According to a statement issued on September 15, 2017, Equifax, noticed “suspicious activity on July 30, 2017” and “took offline the affected web application that day.” The impacted web application was a web application supporting framework, Apache Struts, ultimately used to create java-based web applications. After patching, Equifax brought the application back online.
Equifax claims it first became aware of the vulnerability sometime in May 2017.
By way of background, this vulnerability was widely disclosed on March 13, 2017. At that time, both the United States Computer Readiness Team and NIST issued “high vulnerability” warnings. More importantly, Apache actually released its open source Struts 2.5.10 General Availability release that fixed this vulnerability a month earlier on February 3, 2017.
All of this is significant given that many mid-sized and large enterprises run Open Source Software (OSS) products and unless they hire staff or retain an outside vendor specifically tasked with tracking security announcements of their deployed software products – including any OSS web-facing tools, these products will likely not be promptly patched and scenarios like what befell Equifax will continue. In other words, what happened to Equifax can very easily happen again to any number of large enterprises. There are ways to mitigate this risk that may likely prove a boon to the security industry.

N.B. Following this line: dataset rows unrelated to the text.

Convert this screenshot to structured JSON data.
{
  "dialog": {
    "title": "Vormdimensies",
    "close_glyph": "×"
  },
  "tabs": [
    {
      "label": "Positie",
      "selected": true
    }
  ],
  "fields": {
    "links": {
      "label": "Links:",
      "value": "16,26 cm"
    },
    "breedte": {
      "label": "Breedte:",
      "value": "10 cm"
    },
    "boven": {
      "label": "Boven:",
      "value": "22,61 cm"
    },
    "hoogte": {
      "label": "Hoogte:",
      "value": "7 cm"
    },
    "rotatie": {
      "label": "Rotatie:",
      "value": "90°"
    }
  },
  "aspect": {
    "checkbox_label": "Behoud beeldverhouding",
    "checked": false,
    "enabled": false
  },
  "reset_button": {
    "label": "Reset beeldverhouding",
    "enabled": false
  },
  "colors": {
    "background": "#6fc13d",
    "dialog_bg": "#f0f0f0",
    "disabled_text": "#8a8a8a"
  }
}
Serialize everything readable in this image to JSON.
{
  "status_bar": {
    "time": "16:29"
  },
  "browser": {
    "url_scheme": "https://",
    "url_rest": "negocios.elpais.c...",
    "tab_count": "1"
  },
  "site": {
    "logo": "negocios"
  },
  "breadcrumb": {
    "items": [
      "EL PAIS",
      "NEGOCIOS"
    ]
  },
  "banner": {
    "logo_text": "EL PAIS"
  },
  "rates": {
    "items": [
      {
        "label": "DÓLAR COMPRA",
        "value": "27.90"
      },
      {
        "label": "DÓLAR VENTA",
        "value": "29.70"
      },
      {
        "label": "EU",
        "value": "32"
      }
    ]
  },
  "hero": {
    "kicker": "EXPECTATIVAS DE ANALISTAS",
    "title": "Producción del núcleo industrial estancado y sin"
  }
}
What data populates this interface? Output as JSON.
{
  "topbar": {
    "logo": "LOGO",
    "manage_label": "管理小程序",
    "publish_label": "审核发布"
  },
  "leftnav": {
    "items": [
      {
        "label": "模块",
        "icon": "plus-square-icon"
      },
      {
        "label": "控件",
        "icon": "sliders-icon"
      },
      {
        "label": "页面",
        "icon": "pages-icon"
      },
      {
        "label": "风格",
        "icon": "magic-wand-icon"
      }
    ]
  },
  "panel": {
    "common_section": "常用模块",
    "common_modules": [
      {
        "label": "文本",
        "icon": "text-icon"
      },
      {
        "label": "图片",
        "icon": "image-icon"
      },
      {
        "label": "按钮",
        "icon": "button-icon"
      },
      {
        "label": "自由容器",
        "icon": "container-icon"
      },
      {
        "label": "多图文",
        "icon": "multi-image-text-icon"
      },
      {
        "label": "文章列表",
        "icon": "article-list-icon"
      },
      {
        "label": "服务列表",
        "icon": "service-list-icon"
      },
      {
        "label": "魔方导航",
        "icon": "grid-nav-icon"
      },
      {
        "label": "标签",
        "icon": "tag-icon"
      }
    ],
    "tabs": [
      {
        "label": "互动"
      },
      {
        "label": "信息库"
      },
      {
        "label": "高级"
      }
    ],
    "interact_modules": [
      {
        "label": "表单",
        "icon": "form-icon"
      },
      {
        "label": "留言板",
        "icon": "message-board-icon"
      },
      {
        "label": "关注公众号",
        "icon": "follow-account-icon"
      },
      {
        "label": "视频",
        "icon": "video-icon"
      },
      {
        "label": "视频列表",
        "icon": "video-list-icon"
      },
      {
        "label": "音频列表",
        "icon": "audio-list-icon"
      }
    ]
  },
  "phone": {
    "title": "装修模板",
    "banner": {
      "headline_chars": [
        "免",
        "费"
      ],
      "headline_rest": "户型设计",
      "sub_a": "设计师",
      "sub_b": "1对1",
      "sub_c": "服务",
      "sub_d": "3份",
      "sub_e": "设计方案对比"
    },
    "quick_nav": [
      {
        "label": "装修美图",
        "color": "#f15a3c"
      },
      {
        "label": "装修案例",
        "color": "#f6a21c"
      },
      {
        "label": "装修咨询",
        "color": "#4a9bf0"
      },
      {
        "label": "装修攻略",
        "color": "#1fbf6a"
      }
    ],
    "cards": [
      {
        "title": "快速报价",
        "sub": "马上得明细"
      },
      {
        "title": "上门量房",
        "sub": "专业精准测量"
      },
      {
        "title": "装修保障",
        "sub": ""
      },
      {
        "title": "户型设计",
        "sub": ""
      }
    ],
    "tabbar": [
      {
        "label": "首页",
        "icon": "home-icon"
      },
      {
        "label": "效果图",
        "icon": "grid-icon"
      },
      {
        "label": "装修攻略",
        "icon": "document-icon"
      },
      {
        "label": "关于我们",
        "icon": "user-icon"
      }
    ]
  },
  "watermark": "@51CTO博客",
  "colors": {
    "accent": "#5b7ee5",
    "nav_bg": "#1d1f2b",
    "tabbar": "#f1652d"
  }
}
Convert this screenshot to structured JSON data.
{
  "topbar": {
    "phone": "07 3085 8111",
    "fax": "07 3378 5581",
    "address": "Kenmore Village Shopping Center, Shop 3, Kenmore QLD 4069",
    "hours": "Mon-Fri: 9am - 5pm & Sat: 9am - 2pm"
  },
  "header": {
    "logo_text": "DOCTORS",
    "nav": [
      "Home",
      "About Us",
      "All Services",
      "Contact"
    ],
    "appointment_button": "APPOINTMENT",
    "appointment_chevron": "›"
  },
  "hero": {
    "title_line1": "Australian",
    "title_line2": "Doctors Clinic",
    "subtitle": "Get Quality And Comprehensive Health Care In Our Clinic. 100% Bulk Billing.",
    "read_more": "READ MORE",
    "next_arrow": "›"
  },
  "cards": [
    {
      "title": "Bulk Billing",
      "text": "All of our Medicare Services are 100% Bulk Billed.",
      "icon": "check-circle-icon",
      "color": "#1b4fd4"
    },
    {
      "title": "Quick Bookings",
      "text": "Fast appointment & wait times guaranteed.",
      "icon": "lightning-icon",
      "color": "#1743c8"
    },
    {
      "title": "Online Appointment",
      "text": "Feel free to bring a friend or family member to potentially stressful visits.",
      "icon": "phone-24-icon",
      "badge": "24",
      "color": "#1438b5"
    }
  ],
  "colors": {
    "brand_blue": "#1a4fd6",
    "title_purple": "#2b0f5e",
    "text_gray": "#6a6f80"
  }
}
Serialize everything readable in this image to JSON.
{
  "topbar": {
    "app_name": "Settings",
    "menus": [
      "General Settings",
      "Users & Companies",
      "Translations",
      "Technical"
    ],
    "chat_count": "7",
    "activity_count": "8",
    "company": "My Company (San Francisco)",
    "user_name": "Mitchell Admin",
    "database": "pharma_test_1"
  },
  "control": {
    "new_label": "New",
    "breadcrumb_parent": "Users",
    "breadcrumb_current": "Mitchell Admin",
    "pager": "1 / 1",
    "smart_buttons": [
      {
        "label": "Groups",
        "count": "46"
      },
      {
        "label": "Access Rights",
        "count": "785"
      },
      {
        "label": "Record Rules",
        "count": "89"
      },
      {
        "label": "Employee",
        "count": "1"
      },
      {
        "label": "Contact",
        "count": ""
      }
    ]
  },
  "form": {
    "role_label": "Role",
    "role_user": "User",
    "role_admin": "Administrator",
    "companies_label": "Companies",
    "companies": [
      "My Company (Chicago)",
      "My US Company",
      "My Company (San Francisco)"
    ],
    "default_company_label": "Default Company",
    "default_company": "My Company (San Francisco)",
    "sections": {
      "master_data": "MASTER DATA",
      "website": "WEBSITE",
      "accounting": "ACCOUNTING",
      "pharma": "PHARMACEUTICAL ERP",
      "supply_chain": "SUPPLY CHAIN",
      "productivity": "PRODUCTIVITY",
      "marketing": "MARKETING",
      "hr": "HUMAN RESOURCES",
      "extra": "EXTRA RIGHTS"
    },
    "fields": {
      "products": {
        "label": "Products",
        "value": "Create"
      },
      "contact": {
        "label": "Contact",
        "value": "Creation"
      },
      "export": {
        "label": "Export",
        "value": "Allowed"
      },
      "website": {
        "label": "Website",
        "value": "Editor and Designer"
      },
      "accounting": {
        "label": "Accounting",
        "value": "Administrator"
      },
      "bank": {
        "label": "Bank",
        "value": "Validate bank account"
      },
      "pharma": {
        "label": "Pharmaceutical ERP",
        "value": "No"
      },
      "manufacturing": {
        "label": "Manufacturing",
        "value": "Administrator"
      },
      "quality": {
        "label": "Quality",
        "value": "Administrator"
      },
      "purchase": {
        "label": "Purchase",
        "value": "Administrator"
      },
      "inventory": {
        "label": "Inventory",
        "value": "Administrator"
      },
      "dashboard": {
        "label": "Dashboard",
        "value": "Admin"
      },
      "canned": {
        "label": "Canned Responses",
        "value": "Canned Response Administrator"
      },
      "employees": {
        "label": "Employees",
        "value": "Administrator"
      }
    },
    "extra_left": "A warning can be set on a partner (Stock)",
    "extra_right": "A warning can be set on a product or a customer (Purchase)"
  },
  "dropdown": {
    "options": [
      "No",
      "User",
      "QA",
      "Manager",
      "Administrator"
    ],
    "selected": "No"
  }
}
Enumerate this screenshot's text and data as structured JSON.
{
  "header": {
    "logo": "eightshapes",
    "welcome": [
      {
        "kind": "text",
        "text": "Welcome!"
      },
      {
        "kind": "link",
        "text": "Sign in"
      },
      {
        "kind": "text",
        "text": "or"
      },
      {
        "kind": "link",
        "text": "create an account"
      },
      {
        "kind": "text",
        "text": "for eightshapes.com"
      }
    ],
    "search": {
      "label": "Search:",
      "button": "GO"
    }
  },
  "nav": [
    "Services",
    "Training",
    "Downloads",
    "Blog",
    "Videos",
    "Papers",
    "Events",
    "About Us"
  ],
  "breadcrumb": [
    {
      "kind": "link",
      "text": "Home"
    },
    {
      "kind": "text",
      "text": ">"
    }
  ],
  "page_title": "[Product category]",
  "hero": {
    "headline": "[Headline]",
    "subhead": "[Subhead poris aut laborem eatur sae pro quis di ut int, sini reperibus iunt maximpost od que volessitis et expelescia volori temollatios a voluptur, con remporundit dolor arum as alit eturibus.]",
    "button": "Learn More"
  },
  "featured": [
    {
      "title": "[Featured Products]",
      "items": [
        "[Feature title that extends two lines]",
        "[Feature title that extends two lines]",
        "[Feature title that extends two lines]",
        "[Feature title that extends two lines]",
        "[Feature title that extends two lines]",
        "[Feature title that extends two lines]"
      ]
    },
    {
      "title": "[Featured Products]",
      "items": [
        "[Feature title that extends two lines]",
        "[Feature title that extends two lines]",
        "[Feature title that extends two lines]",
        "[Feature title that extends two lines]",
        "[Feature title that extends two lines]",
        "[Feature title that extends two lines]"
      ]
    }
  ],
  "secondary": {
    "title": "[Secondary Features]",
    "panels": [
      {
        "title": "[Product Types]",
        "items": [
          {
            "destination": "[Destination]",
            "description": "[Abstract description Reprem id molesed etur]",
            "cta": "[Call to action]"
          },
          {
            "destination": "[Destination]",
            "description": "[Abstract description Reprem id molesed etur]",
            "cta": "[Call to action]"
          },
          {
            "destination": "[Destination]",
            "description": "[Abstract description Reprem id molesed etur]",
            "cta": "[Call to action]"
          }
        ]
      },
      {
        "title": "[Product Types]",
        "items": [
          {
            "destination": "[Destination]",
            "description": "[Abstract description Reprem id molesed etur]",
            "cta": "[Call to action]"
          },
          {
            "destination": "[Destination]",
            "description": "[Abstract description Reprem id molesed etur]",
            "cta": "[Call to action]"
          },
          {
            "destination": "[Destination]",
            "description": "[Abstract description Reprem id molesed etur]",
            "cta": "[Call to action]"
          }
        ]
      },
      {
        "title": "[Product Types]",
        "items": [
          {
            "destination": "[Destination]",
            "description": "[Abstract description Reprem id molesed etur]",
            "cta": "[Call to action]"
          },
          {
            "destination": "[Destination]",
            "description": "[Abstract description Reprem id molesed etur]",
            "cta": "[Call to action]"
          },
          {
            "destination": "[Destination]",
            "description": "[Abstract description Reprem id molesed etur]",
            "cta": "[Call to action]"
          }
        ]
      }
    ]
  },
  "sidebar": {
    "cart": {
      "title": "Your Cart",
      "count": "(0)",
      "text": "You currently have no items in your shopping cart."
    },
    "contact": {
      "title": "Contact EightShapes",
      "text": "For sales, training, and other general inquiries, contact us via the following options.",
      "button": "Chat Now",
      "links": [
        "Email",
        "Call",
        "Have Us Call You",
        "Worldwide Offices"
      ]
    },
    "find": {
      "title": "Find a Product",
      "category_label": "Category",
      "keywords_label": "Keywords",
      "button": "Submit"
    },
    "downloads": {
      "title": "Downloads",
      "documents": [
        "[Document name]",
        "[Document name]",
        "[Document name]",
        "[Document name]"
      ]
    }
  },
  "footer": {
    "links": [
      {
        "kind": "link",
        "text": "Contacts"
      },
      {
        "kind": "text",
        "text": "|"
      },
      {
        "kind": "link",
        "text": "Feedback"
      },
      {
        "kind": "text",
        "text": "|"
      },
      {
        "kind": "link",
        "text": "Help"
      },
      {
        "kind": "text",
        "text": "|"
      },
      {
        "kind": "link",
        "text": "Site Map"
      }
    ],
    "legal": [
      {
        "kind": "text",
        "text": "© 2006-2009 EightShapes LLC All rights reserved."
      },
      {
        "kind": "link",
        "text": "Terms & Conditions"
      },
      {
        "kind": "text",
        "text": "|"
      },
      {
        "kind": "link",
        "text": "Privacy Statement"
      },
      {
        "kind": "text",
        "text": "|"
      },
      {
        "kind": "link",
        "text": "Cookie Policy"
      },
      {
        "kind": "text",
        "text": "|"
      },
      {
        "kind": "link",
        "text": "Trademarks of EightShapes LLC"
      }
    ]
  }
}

In addition to relying on a battle-tested CIO, CISO, and IT team, there are numerous ways companies can mitigate against an Equifax sort of incident from knocking on their boardroom door.
For example, companies can hire inside staff or an outside vendor who considers patch management not merely a compliance check off item; evaluate how OSS is deployed and confirm who has final responsibility for patching known vulnerabilities; deploy tools to scan source code on an application level; and most important of all – trade up security priorities from being compliance driven in favor of a proactive security risk management approach that takes into account the type and amount of sensitive data processed, maintained, and transferred. There are many other ways of mitigating an Equifax risk but the above approach tends to be the one that best follows a cost-effective 80/20 approach that also satisfies regulators. Information security funds can also be wisely spent deploying a kill chain approach that actually works given it deliberately considers the evolutionary nature of security threats.
And finally, be mindful that when going out to market for new technical vendors, firm size has little correlation to the beneficial capabilities of the vendor. Some smaller security vendors have the capacity to deploy unique skills and tools unavailable to larger vendors – that has always been a little known secret of the security industry. The most effective players in this industry prefer working in small packs so it is no surprise vendors employing them often lose them within the first year after getting gobbled up by a larger vendor.
Update: July 23, 2019
On July 22, 2019, Equifax entered into a global regulatory settlement that is valued “at least $575 million, and potentially up to $700 million.”